EH 48 C 12


Against Christianity

Prevenciones divinas contra la vana idolatria de las gentes.

Polemical treatises by Isaac Orobio de Castro, late 17th century copy.

Prevenciones / divinas / contra la vana / idolatria / de las gentes / por / El Doctor Ishac Orobio de Castro / Cathedratico de metaphisica y medecina en las universidades / de Alcalá y Sevilla, medico de la camara del Duque de Medina Cely / y de la familla de Borgoña del Rey Phelipe quarto, professor, medico / y consejero del rey de francia, en la insigne universidad de Tolosa.


f. [1r]: Title Part I.

f. [1v] 121v, 122v, 510v: blank.

f. [2r-9v]: Prologue.

f. 1r-121r: Text Part I.

f. 122r: Title Part II: Libro segundo / Prevenciones / a ysrael / en los libros Propheticos / Por el mismo Doctor Ishac Orobio de Castro.

f. 123r-340r: Text Part II.

f. 340v-381v: Respuesta aun escrito que presentó un Predicante frances a el Author contra la observancia de la divina ley de Moseh.

f. 382r-503r: Epistola invectiva contra Prado un philosopho medico que dudava o no crehia la verdad de la divina escritura y pretendio enctubrir su malicia con la afecta conficion de Dios y ley de naturaleza.

f. 503v-510r: Table of contents.

According to Yosef Kaplan, Prevenciones divinas is one of the most incisive Orobio’s writings against Christianity. It was written between 1668 and 1675 and circulated widely in manuscript form among Sephardic Jews in Western Europe.

It is divided in two parts. In the first book, Orobio intends to prove that, in the Torah, God already warns the people of Israel on the Christianity and its attacks against the Law of Moses. He also criticises the Christian method of biblical exegesis (especially its attempts to find mystical meanings instead of choosing more obvious significations) and the accuracy of the Gospels as a historic source.

The second book is mostly a refutation against the Christian interpretations on the Old Testament prophecies about the coming of the Messiah, especially on Daniel 9 (20-7) and Isaiah 53.

Baron D’Holbach’s Israel vengé ou Exposition naturelle des Prophéties hébraïques que les Chrétiens appliquent à Jesus, leur prétendu Messie par Isaac Orobio (London, 1770) is the first printed edition of Orobio’s polemical writings, freely translated into French, and including abstracts from the Prevenciones divinas, under the title “Dissertation sur le Messie”.

Other copies of the same work in EH 48 B 6, EH 48 B 13, EH 48 C 1, EH 48 C 2 and EH 48 D 6.

In this copy of the Prevenciones divinas the laudatory poems of Daniel Levi de Barrios are missing.

Respuesta a un escrito was written about 1670 against a French preacher, probably a Huguenot, who had given Orobio a polemical writing against the Jewish adherence to the Law of Moses and the observance of its commandements.
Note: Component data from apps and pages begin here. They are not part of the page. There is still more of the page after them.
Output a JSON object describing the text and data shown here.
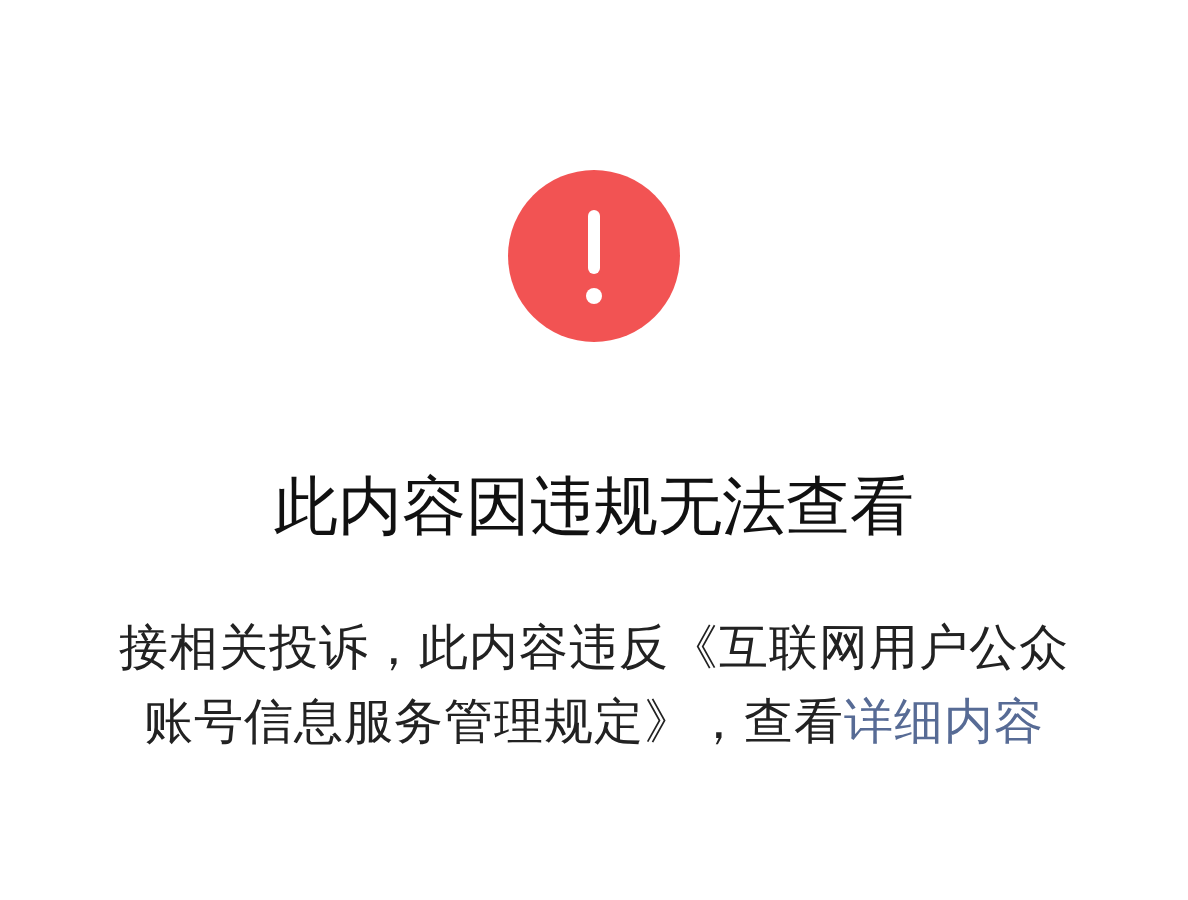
{
  "notice": {
    "kind": "error",
    "title": "此内容因违规无法查看",
    "message": "接相关投诉，此内容违反《互联网用户公众账号信息服务管理规定》，查看",
    "link": "详细内容"
  }
}
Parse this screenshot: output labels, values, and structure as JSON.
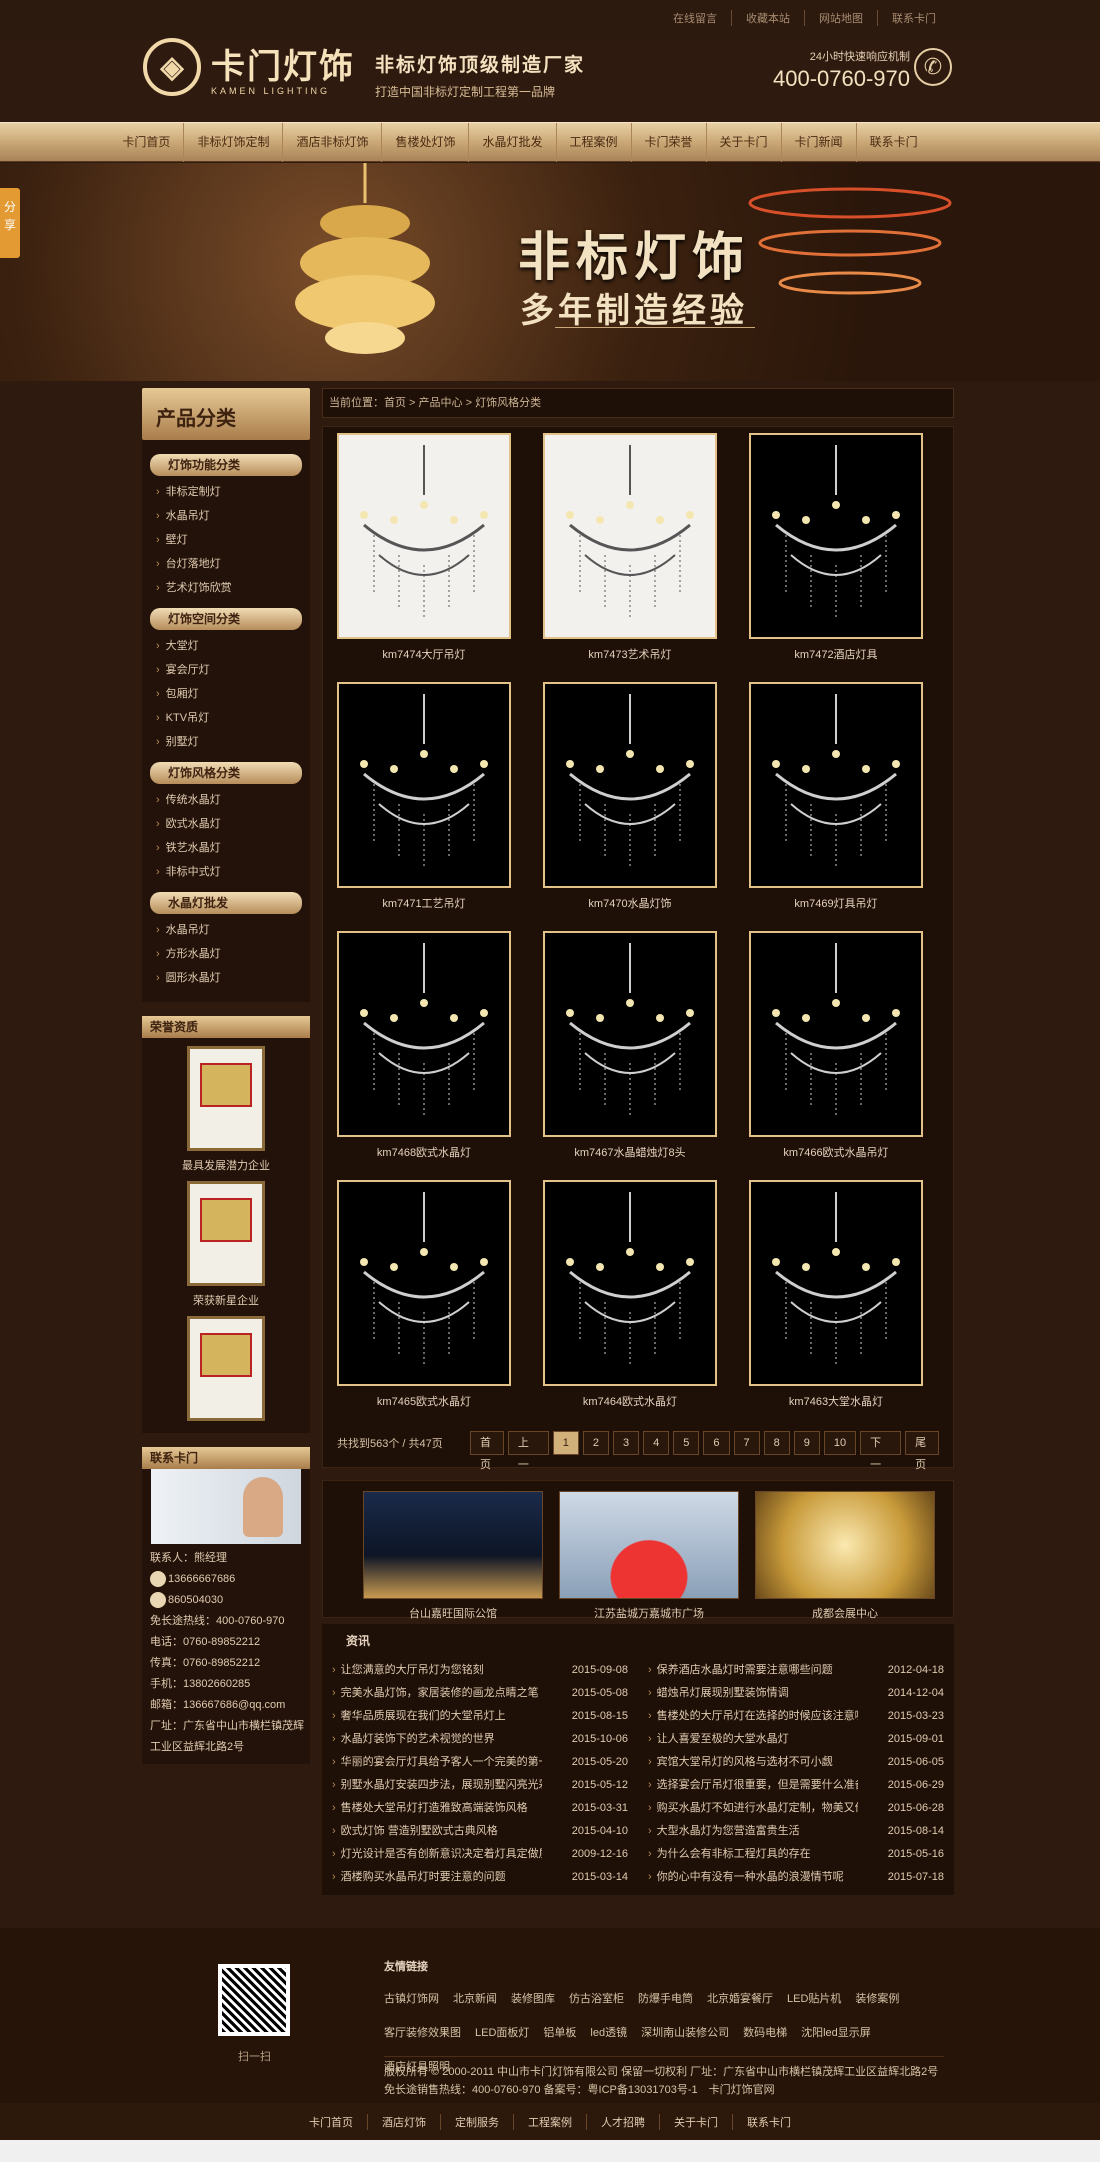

The controversy between Orobio and that French preacher has two focuses: the original sin and the differences in functions of the Messiah in Judaism and Christianism.

Epistola invectiva contra Prado… is identical with Epistola Invectiva contra la impiedad, de quien duda la verdad infalible de la Sagrada Escritura…. (see EH 48 B 12), Epistola invectiva contra un Philosopho medico que dudava, o no creia la verdad de la divina escriptura… (see EH 48 A 12) and Respuesta a un Filosofo Hebreo, que pide fundamentos de razon para persuadirse, al credito de el Sacro Texto (see EH 48 C 4). Other copy in EH 48 C 3. This text was partly published by I. S. Revah in Spinoza et le Dr. Juan de Prado, Paris, Mouton, 1959, pp. 86-129.

Epistola Invectiva was originally written in 1663. It is a Orobio’s defence of rabbinic and Talmudic authority and of the validity of the Halakah, also using arguments based on philosophical reason, against Juan de Prado’s writings.

Adam Sutcliffe, Judaism and Enlightenment, Cambridge, Cambridge University Press, 2003; Yosef Kaplan, From Christianity to Judaism: the story of Isaac Orobio de Castro, London, Littman Library of Jewish Civilization, 2004.

Belonged to the collection of Ets Haim Library at the end of the 19th century.

Spanish / Paper / 22,8 x 17,8 cm. / [9] + 510 ff. (first and last l. blank) / 19-22 lines to a page / Current Iberian writing / First 2 titles partly in printed capital, other titles written on top of the pages / Catchwords at the end of each folium / Contemporary leather binding.

Fuks 194. Fundação Calouste Gulbenkian.